It's a safe bet that any ground turkey you buy at the supermarket is laden with potentially dangerous bacteria, says Consumer Reports. Its first report on turkey meat gets off to a happy start by noting that "more than half of the packages of raw ground meat and patties tested positive for fecal bacteria." The magazine tested for five organisms—enterococcus, E. coli, staphylococcus aureus, salmonella, and campylobacter—and at least one showed up in 90% of the 257 samples, reports CBS News. CR says most of the contaminants it found were resistant to common antibiotics and blamed the overuse of drugs in feedlots. Products labeled "organic" or "no antibiotics" fared much better in this area, and the magazine encouraged their use.
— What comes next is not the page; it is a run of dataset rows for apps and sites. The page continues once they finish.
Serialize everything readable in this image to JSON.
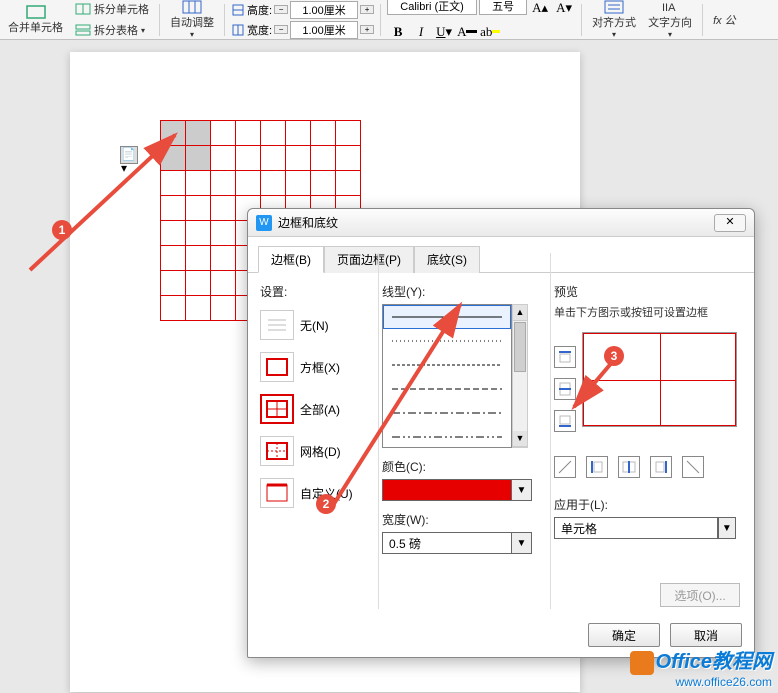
{
  "ribbon": {
    "merge_cells": "合并单元格",
    "split_cells": "拆分单元格",
    "split_table": "拆分表格",
    "auto_fit": "自动调整",
    "height_label": "高度:",
    "height_value": "1.00厘米",
    "width_label": "宽度:",
    "width_value": "1.00厘米",
    "font_name": "Calibri (正文)",
    "font_size": "五号",
    "alignment": "对齐方式",
    "text_direction": "文字方向",
    "fx": "fx 公"
  },
  "annotations": {
    "a1": "1",
    "a2": "2",
    "a3": "3"
  },
  "dialog": {
    "title": "边框和底纹",
    "tabs": {
      "border": "边框(B)",
      "page_border": "页面边框(P)",
      "shading": "底纹(S)"
    },
    "settings_label": "设置:",
    "settings": {
      "none": "无(N)",
      "box": "方框(X)",
      "all": "全部(A)",
      "grid": "网格(D)",
      "custom": "自定义(U)"
    },
    "line_style_label": "线型(Y):",
    "color_label": "颜色(C):",
    "color_value": "#e60000",
    "width_label": "宽度(W):",
    "width_value": "0.5  磅",
    "preview_label": "预览",
    "preview_hint": "单击下方图示或按钮可设置边框",
    "apply_to_label": "应用于(L):",
    "apply_to_value": "单元格",
    "options_btn": "选项(O)...",
    "ok": "确定",
    "cancel": "取消"
  },
  "watermark": {
    "brand": "Office教程网",
    "url": "www.office26.com"
  }
}
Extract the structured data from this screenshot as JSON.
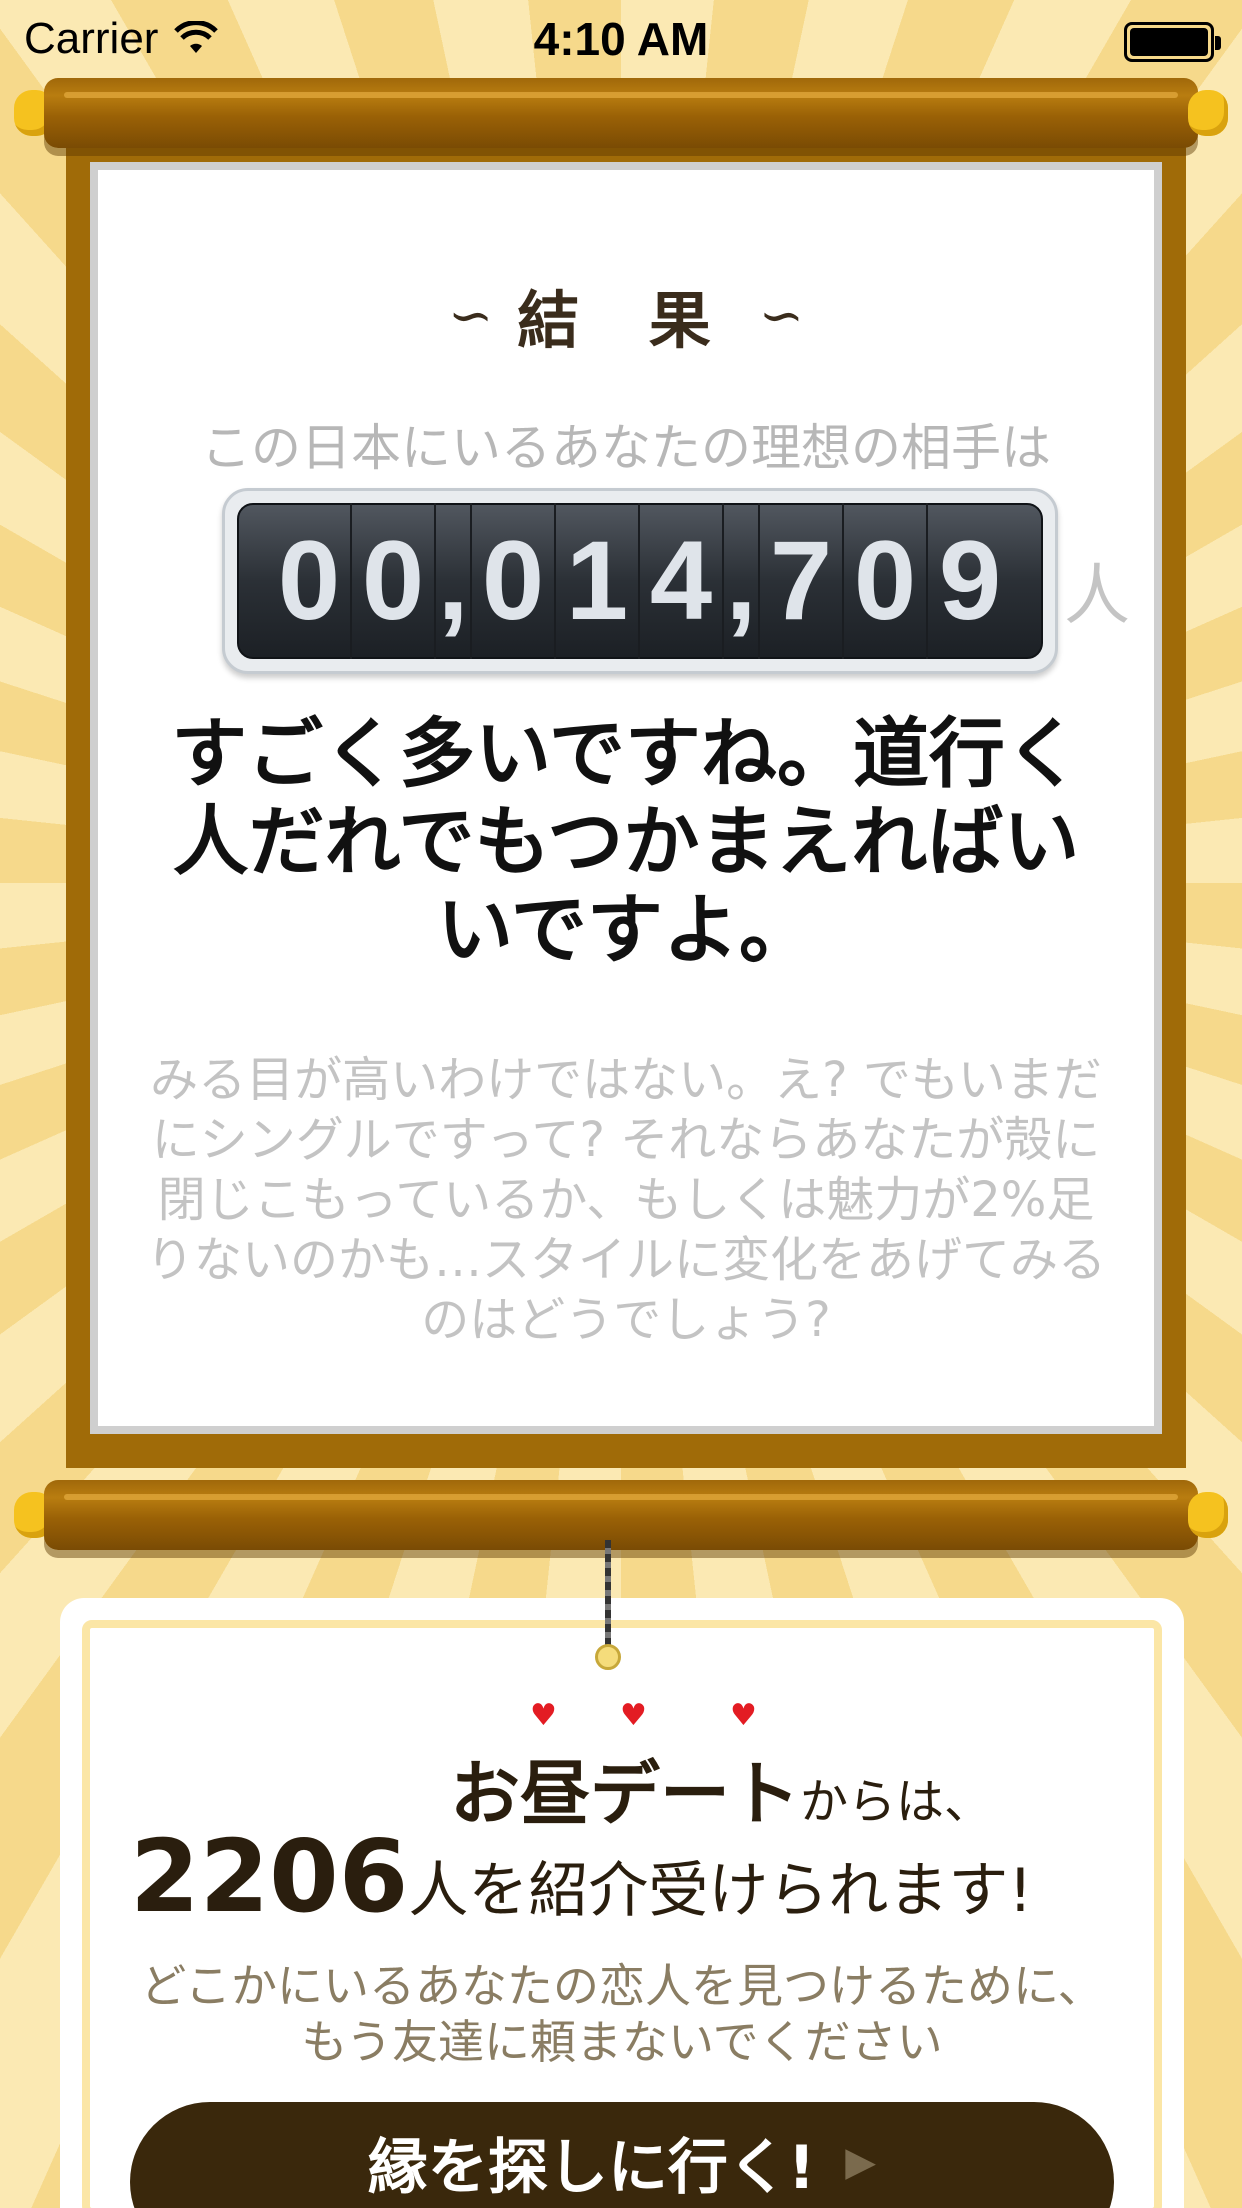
{
  "status_bar": {
    "carrier": "Carrier",
    "time": "4:10 AM",
    "wifi_icon": "wifi-icon",
    "battery_icon": "battery-icon"
  },
  "result": {
    "title": "結 果",
    "subtitle": "この日本にいるあなたの理想の相手は",
    "counter_digits": [
      "0",
      "0",
      ",",
      "0",
      "1",
      "4",
      ",",
      "7",
      "0",
      "9"
    ],
    "counter_value": "00,014,709",
    "unit": "人",
    "message": "すごく多いですね。道行く人だれでもつかまえればいいですよ。",
    "detail": "みる目が高いわけではない。え? でもいまだにシングルですって? それならあなたが殻に閉じこもっているか、もしくは魅力が2%足りないのかも…スタイルに変化をあげてみるのはどうでしょう?"
  },
  "promo": {
    "brand": "お昼デート",
    "brand_suffix": "からは、",
    "count": "2206",
    "count_suffix": "人を紹介受けられます!",
    "pitch_line1": "どこかにいるあなたの恋人を見つけるために、",
    "pitch_line2": "もう友達に頼まないでください",
    "cta_label": "縁を探しに行く!"
  },
  "colors": {
    "background": "#f9e4a4",
    "rod": "#a06b08",
    "knob": "#f5c21f",
    "cta": "#3a280c",
    "heart": "#e31c23"
  }
}
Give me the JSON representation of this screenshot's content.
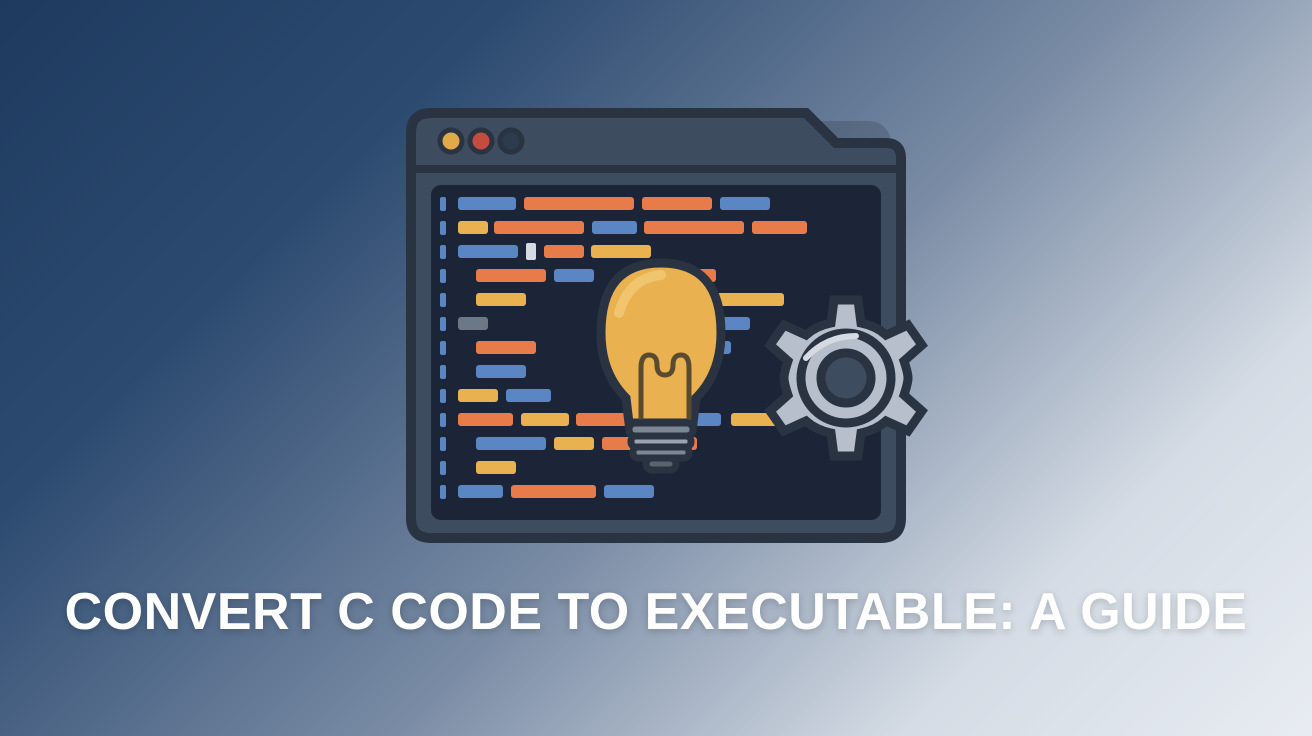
{
  "title": "CONVERT C CODE TO EXECUTABLE: A GUIDE",
  "illustration": {
    "window_frame_color": "#3e4c5f",
    "window_bg_color": "#1b2537",
    "traffic_light_colors": [
      "#e0a94a",
      "#c34b3f",
      "#2d3b4e"
    ],
    "code_colors": {
      "blue": "#5b86c4",
      "orange": "#e77b4a",
      "yellow": "#e9b14f",
      "gray": "#6d7886",
      "light": "#d6dbe3"
    },
    "lightbulb": {
      "glass": "#e9b14f",
      "glass_highlight": "#f0c56e",
      "base": "#7d8793",
      "filament": "#5a4a30"
    },
    "gear_color": "#b6bfcb",
    "gear_shadow": "#6d7886"
  }
}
The turkey-meat industry is lashing back at what it calls a "misleading" and too-small study. Of the contaminants found, it writes, "the two most prevalent, enterococcus and generic E.coli, are not considered sources of foodborne illness." It also notes that only 5% of the samples tested positive for salmonella, adding: "This is borne out by more extensive government testing, which finds almost 90% of all ground turkey and 97% of whole turkeys are salmonella-free." At the Wall Street Journal, Tom Gara isn't exactly bowled over by that argument. "You know it’s a tough news day when an industry association boasts its product is almost 90% salmonella-free." (Read more turkey stories.)